Data supplied:
◇ ◇ ◇ ◇ ◇ ◇ ◇

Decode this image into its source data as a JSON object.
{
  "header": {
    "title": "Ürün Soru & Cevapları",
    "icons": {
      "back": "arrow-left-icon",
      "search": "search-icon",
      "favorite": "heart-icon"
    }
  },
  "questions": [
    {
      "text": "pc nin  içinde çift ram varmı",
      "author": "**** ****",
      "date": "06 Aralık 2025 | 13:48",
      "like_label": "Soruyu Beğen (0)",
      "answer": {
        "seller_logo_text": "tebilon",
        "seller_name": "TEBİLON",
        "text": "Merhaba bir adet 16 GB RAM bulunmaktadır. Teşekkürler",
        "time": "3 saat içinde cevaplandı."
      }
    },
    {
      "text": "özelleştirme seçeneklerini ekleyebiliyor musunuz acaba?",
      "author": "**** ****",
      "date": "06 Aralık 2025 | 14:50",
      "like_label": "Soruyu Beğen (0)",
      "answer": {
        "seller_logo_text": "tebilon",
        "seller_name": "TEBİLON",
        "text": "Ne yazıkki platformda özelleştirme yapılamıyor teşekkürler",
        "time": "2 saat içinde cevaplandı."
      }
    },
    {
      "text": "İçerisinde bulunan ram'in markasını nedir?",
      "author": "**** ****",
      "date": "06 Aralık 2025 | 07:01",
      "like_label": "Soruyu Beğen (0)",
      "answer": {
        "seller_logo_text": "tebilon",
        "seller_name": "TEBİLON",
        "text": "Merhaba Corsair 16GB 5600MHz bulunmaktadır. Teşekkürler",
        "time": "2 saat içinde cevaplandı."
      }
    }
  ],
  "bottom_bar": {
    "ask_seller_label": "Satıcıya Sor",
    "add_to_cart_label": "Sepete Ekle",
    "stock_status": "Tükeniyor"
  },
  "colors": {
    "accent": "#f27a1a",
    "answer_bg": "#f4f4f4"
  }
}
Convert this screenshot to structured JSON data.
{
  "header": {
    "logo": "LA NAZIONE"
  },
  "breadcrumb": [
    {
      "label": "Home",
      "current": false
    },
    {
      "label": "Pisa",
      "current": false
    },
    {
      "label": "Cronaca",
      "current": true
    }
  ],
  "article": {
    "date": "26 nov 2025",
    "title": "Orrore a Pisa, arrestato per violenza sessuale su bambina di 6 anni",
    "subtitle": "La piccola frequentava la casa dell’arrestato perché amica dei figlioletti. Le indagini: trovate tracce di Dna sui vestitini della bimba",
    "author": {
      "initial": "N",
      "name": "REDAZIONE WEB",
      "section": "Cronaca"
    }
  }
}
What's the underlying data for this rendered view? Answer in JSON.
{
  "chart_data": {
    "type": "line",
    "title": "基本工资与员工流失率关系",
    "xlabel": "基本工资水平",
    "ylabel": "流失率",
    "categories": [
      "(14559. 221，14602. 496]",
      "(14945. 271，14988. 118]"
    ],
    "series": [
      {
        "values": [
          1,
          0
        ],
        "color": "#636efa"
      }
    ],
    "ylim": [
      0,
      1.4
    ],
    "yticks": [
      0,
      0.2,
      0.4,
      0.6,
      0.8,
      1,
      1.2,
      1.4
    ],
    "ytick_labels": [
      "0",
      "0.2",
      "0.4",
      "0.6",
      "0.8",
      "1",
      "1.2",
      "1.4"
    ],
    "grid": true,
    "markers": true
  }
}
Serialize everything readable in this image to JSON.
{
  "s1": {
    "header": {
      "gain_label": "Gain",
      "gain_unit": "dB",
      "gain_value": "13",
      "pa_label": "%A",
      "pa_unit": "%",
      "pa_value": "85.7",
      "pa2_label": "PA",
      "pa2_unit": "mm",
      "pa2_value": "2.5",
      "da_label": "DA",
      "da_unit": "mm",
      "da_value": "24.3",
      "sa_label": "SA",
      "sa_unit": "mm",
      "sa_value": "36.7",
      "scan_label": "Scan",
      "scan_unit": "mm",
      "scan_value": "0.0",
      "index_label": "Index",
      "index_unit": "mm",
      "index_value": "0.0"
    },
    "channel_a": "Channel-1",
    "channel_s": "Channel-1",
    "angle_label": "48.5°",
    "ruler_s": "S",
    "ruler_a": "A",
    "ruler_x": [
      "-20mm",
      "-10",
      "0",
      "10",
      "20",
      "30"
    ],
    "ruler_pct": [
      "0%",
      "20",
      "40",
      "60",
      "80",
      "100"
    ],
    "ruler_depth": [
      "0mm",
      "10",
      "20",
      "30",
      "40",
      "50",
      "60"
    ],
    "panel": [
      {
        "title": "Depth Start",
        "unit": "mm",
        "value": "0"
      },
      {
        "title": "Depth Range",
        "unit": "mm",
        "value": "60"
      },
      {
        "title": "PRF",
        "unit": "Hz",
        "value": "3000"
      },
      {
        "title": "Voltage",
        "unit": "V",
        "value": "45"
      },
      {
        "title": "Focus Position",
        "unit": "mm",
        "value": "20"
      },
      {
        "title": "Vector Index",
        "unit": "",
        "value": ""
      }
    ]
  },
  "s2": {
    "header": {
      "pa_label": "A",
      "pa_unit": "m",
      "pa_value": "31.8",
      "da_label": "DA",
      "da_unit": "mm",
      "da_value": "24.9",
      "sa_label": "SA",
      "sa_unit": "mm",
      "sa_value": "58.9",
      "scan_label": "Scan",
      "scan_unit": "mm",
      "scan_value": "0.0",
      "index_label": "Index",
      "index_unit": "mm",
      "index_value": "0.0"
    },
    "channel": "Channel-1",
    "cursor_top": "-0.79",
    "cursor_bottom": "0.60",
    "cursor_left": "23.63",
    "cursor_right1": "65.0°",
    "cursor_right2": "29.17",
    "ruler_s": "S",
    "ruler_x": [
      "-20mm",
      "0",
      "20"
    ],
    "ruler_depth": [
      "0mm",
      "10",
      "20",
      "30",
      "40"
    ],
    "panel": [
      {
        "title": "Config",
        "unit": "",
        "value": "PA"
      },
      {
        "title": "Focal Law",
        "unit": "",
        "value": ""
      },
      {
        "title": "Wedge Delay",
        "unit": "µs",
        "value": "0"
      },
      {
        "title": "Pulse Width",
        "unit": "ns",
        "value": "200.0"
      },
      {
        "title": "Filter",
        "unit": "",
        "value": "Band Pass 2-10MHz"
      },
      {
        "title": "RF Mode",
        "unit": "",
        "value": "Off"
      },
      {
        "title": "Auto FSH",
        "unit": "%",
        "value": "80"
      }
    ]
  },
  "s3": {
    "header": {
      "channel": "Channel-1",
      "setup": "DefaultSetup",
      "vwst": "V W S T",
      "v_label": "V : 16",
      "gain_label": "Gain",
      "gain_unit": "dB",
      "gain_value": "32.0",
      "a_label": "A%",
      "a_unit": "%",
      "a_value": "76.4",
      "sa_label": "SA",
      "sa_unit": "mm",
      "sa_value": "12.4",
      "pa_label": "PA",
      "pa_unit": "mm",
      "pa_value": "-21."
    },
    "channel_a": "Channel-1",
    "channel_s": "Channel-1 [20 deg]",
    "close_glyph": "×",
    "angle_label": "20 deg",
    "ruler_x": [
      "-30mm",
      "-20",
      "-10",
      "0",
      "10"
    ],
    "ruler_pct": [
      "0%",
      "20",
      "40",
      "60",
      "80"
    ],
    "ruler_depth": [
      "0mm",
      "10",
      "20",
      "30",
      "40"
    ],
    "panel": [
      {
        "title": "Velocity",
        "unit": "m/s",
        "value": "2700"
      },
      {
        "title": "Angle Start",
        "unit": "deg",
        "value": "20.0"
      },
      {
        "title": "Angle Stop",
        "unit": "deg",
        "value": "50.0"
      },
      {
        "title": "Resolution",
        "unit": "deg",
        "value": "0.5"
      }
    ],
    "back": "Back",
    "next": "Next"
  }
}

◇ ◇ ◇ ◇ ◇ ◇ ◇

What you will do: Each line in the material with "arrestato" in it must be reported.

Task result:
    "title": "Orrore a Pisa, arrestato per violenza sessuale su bambina di 6 anni",
    "subtitle": "La piccola frequentava la casa dell’arrestato perché amica dei figlioletti. Le indagini: trovate tracce di Dna sui vestitini della bimba",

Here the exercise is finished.